Below are records; please give the number of their lines that contain the string "icon", and only that number.
START Data section
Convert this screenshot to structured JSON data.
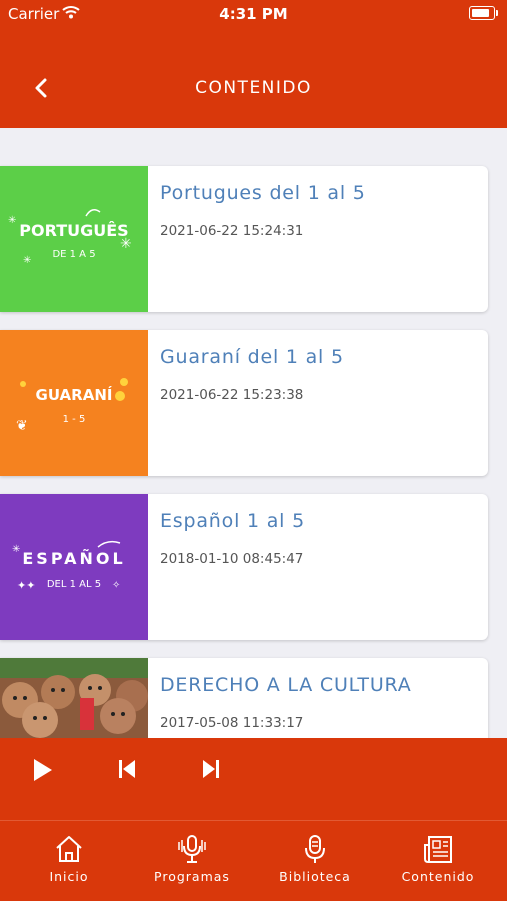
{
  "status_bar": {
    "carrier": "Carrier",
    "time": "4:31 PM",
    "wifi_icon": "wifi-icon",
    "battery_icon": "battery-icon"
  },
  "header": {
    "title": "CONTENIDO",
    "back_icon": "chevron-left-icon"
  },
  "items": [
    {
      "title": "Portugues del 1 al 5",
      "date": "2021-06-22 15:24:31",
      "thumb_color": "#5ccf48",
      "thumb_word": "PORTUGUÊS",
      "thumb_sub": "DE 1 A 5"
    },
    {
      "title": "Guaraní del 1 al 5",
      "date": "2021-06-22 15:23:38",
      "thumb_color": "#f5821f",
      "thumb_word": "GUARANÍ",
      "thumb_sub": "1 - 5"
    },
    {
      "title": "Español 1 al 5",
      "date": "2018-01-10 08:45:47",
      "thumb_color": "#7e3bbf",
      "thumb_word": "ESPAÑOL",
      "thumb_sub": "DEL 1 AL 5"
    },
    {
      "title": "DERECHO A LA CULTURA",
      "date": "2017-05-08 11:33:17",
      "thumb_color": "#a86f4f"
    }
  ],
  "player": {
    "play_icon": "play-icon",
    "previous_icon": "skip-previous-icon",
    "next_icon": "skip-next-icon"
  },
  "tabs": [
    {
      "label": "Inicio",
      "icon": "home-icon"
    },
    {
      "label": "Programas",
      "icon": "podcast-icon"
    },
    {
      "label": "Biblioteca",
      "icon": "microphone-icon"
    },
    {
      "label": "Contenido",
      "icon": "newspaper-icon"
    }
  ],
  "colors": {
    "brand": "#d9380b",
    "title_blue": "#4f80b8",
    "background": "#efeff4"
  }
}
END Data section
## Final answer:
10